Mentions: Use of short primers had little effect on species richness (Figure 1a) or species evenness as measured by Simpsons' Index (Table 1), nor did their use lead to the identification of any significant novel OTUs. However, there were substantial differences in relative abundance of OTUs (Table 3) and the community structures of the libraries created by the different primer combinations were clearly different as judged by UGPMA clustering (Figure 2a) and PCA analysis (Figure 3a). In particular, Bifidobacterium could not be detected at all by the shorter forward primers, but could be detected at higher abundance using the shorter reverse primer. In addition OTUs corresponding to Lactobacillus were more abundant when the shorter reverse primer was used.


High-throughput sequencing of 16S rRNA gene amplicons: effects of extraction procedure, primer length and annealing temperature.

Sergeant MJ, Constantinidou C, Cogan T, Penn CW, Pallen MJ - PLoS ONE (2012)

Rarefaction curves of the 97% OTUs for the different experimental protocols.At each sampling depth, the average number of OTUs is shown (n=2) (a) Different primer pairs (b) Different annealing temperatures (c) Different extraction procedures.
© Copyright Policy
Related In: Results  -  Collection

Show All Figures
getmorefigures.php?uid=PMC3362549&req=5

pone-0038094-g001: Rarefaction curves of the 97% OTUs for the different experimental protocols.At each sampling depth, the average number of OTUs is shown (n=2) (a) Different primer pairs (b) Different annealing temperatures (c) Different extraction procedures.
Mentions: Use of short primers had little effect on species richness (Figure 1a) or species evenness as measured by Simpsons' Index (Table 1), nor did their use lead to the identification of any significant novel OTUs. However, there were substantial differences in relative abundance of OTUs (Table 3) and the community structures of the libraries created by the different primer combinations were clearly different as judged by UGPMA clustering (Figure 2a) and PCA analysis (Figure 3a). In particular, Bifidobacterium could not be detected at all by the shorter forward primers, but could be detected at higher abundance using the shorter reverse primer. In addition OTUs corresponding to Lactobacillus were more abundant when the shorter reverse primer was used.

Bottom Line: Even at very low annealing temperatures there was little effect on the community structure, although the abundance of some OTUs such as Bifidobacterium increased.Mechanical disruption of the sample by bead beating had a significant effect on the results obtained, as did repeated freezing and thawing.In conclusion, existing primers and standard annealing temperatures captured as much diversity as lower annealing temperatures and shorter primers.

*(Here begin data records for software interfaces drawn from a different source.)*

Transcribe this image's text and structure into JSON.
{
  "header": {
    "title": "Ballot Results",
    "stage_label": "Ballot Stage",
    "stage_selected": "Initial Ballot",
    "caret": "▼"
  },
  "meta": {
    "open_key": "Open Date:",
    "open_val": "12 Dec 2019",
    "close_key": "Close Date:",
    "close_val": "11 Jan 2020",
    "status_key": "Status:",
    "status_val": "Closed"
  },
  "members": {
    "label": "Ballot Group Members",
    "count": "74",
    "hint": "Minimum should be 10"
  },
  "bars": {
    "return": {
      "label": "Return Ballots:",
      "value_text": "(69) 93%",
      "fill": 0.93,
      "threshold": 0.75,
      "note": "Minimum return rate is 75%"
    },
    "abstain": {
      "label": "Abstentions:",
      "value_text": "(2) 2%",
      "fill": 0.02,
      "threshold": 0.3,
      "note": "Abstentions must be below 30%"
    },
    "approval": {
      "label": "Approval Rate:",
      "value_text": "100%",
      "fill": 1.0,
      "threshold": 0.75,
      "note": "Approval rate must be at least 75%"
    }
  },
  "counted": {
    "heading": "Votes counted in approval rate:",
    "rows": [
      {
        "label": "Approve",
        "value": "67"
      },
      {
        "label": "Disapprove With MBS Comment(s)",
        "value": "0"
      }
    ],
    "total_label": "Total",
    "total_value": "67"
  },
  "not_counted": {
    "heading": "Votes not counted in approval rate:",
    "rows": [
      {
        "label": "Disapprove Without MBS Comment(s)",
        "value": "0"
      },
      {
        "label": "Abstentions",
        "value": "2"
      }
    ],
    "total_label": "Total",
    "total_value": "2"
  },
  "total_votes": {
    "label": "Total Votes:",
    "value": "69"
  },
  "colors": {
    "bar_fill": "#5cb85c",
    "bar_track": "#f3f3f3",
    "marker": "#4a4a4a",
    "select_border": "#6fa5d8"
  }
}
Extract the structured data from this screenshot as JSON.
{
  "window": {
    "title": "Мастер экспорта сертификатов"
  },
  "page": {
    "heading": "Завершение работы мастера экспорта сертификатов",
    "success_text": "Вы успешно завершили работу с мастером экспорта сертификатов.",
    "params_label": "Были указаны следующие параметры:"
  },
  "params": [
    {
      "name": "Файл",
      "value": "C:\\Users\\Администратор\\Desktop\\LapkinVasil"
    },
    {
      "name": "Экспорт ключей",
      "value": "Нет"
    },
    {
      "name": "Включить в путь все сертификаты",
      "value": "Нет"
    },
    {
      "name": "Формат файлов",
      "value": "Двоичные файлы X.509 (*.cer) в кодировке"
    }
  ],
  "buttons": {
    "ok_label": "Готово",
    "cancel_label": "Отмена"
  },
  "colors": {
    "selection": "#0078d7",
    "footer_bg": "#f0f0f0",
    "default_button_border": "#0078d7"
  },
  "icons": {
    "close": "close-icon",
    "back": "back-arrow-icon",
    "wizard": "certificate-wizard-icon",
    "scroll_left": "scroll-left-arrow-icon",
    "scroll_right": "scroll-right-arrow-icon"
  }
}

View Article: PubMed Central - PubMed

Affiliation: Centre for Systems Biology, School of Biosciences, University of Birmingham, Birmingham, United Kingdom.

ABSTRACT
The analysis of 16S-rDNA sequences to assess the bacterial community composition of a sample is a widely used technique that has increased with the advent of high throughput sequencing. Although considerable effort has been devoted to identifying the most informative region of the 16S gene and the optimal informatics procedures to process the data, little attention has been paid to the PCR step, in particular annealing temperature and primer length. To address this, amplicons derived from 16S-rDNA were generated from chicken caecal content DNA using different annealing temperatures, primers and different DNA extraction procedures. The amplicons were pyrosequenced to determine the optimal protocols for capture of maximum bacterial diversity from a chicken caecal sample. Even at very low annealing temperatures there was little effect on the community structure, although the abundance of some OTUs such as Bifidobacterium increased. Using shorter primers did not reveal any novel OTUs but did change the community profile obtained. Mechanical disruption of the sample by bead beating had a significant effect on the results obtained, as did repeated freezing and thawing. In conclusion, existing primers and standard annealing temperatures captured as much diversity as lower annealing temperatures and shorter primers.

Show MeSH